Learning more about your ancestors

Visiting Ellis Island can make many people wonder about their genealogical roots. When did my ancestors come to America? Where did they come from? What were conditions like (in Europe and in America) when they immigrated? What were their experiences as immigrants?

There are many ways to find the answers to these questions. The primary resource for most genealogical research in the United States is the National Archives and Records Administration (NARA), and every year more documents and records are being made available online. There are also many websites that offer access to ship's manifests and passenger lists (some are totally free and some charge a minor fee), and there are libraries specializing in genealogical research.

Due to Ellis Island's connection to immigration, we have tried to provide some basic help for those who are just beginning their research. What we offer here is very basic, but it should be enough to get you started.

Click here to download our brochure or read on for more detailed suggestions.
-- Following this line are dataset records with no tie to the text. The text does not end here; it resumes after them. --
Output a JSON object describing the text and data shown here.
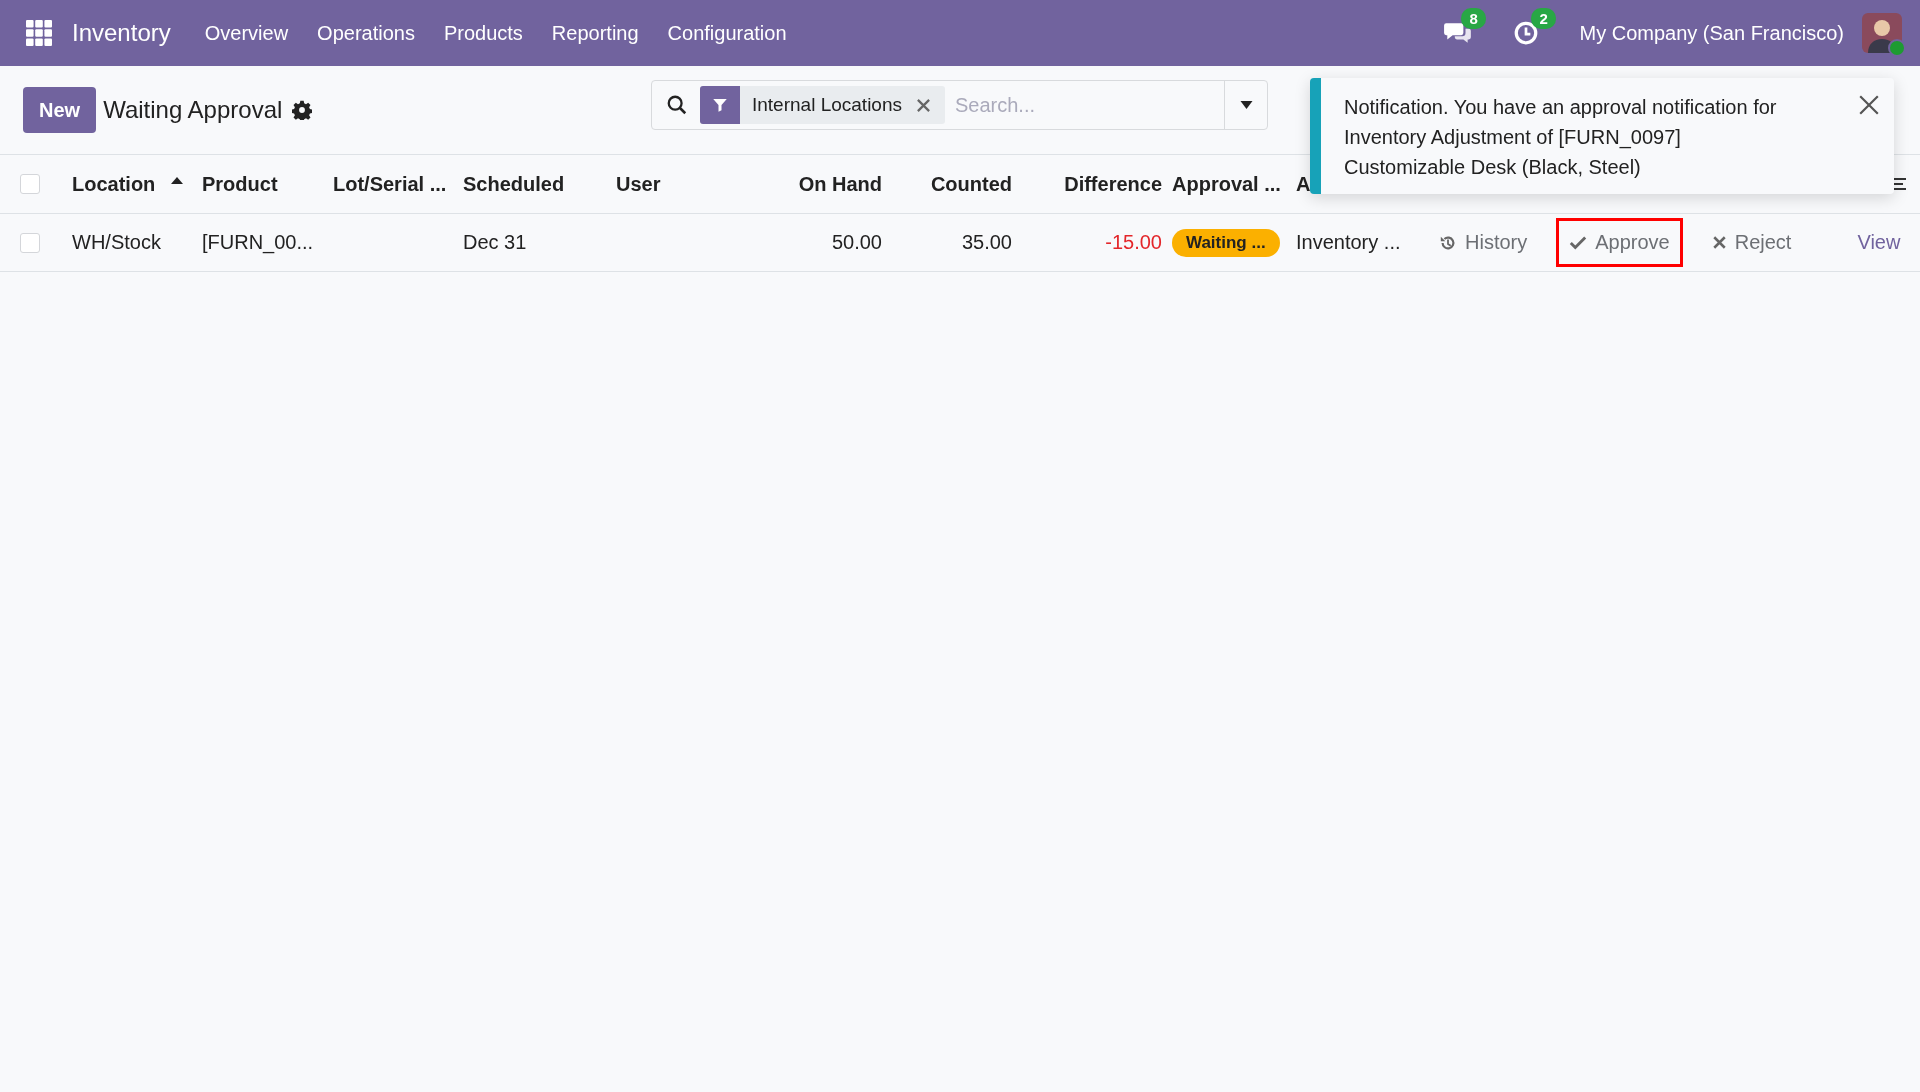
{
  "topbar": {
    "app": "Inventory",
    "menu": [
      "Overview",
      "Operations",
      "Products",
      "Reporting",
      "Configuration"
    ],
    "messages_count": "8",
    "activities_count": "2",
    "company": "My Company (San Francisco)",
    "user_online": true
  },
  "control_panel": {
    "new_button": "New",
    "title": "Waiting Approval",
    "facet": "Internal Locations",
    "search": {
      "placeholder": "Search..."
    }
  },
  "table": {
    "header_checked": false,
    "columns": [
      {
        "label": "Location",
        "sorted": true
      },
      {
        "label": "Product",
        "sorted": false
      },
      {
        "label": "Lot/Serial ...",
        "sorted": false
      },
      {
        "label": "Scheduled",
        "sorted": false
      },
      {
        "label": "User",
        "sorted": false
      },
      {
        "label": "On Hand",
        "sorted": false
      },
      {
        "label": "Counted",
        "sorted": false
      },
      {
        "label": "Difference",
        "sorted": false
      },
      {
        "label": "Approval ...",
        "sorted": false
      },
      {
        "label": "A",
        "sorted": false
      }
    ],
    "rows": [
      {
        "checked": false,
        "cells": [
          {
            "kind": "text",
            "text": "WH/Stock"
          },
          {
            "kind": "text",
            "text": "[FURN_00..."
          },
          {
            "kind": "blank"
          },
          {
            "kind": "text",
            "text": "Dec 31"
          },
          {
            "kind": "blank"
          },
          {
            "kind": "number",
            "text": "50.00"
          },
          {
            "kind": "number",
            "text": "35.00"
          },
          {
            "kind": "negative",
            "text": "-15.00"
          },
          {
            "kind": "badge",
            "text": "Waiting ..."
          },
          {
            "kind": "text",
            "text": "Inventory ..."
          }
        ],
        "actions": [
          {
            "kind": "history",
            "label": "History",
            "highlighted": false
          },
          {
            "kind": "approve",
            "label": "Approve",
            "highlighted": true
          },
          {
            "kind": "reject",
            "label": "Reject",
            "highlighted": false
          },
          {
            "kind": "link",
            "label": "View",
            "highlighted": false
          }
        ]
      }
    ]
  },
  "notification": {
    "text": "Notification. You have an approval notification for Inventory Adjustment of [FURN_0097] Customizable Desk (Black, Steel)"
  }
}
Getting Started: Passenger Arrival Records (Manifests):

A good place to start your search is with the passenger arrival records. These documents mark your ancestors' first footprints in America and can lead you backward and forward in your family genealogy.
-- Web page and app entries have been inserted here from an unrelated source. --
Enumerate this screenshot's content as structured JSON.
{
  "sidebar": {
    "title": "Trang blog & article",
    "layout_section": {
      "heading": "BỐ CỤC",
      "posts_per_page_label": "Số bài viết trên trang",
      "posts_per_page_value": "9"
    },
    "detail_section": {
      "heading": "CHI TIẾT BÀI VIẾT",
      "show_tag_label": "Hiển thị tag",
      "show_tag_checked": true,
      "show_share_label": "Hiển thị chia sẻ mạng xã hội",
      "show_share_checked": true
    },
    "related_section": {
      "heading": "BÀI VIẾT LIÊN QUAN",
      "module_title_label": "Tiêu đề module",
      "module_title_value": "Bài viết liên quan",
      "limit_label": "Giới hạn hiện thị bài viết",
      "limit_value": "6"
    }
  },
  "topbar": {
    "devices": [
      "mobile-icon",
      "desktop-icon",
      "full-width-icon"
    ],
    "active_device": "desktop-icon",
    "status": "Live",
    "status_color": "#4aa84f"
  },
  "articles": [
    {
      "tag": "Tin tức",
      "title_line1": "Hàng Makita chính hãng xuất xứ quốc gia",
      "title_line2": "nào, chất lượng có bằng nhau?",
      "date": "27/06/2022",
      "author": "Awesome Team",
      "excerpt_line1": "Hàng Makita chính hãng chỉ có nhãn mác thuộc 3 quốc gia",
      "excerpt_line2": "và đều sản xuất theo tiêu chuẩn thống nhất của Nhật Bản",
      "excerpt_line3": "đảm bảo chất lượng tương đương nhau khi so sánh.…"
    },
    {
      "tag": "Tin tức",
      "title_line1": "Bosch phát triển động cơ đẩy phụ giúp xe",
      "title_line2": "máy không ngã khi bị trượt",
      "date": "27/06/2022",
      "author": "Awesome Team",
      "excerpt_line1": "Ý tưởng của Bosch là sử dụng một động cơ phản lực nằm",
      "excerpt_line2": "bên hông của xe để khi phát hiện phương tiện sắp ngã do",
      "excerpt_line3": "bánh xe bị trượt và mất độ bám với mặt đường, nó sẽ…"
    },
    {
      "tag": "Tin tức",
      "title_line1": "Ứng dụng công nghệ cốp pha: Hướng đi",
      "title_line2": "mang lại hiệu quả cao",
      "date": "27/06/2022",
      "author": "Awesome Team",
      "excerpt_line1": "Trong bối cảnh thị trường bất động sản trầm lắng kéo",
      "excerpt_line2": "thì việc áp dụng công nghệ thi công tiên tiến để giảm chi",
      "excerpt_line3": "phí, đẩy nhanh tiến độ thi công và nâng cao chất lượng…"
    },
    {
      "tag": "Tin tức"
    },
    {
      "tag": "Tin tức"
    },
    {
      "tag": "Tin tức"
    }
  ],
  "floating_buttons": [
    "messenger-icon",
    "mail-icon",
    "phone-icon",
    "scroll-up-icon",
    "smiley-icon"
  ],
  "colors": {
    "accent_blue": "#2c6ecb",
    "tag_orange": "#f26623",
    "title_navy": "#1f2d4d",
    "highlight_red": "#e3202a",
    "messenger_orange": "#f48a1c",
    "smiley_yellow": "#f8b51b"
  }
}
Most nineteenth-century passenger arrival records (also called the ship's manifest) provide the name of the vessel, the ports of embarkation and arrival, and the date of arrival in the United States. For each passenger the list provides the person's name, age, sex, occupation, country of origin and country of intended settlement. You may also be able to learn if your ancestor was traveling alone or with family and, occasionally, the number of bags carried. Births as well as the date and cause of death of any passenger who died en route are also noted.

Beginning in 1893, the lists provide more detailed information for each passenger. The manifest also recorded the person's marital status, nationality, last residence and final destination. Passengers were asked whether they had been in the United States before, and, if so, when and where. If the passenger was going to join a relative in the U.S., that person's name, address, and relationship to the passenger was recorded. Manifests can also include notes about any passengers detained at Ellis Island.

The format of passenger lists was later expanded to include entries for a person's race (1903), physical description and birthplace (1906), and the name and address of the nearest relative in the immigrant's home country (1907). It's good to have some very basic information before you start your search:

  • Name of your ancestor
  • Approximate age at arrival
  • Approximate date of arrival
  • Port of embarkation or departure

Learning More about Your Ancestors | Finding Arrival Records Online | Tracing Family History at the National Archives | Conducting Family History Research on Ellis Island

Did You Know?

U.S. Customs and Border Protection

Many government agencies have administered the Ellis Island immigration depot. The Bureau of Immigration, later called the Immigration & Naturalization Service (INS), inspected immigrants. The agency was restructured in 2003 under the new Department of Homeland Security and is now 3 entities : U.S. Customs and Border Protection, Immigration and Customs Enforcement and Citizenship and Immigration Services.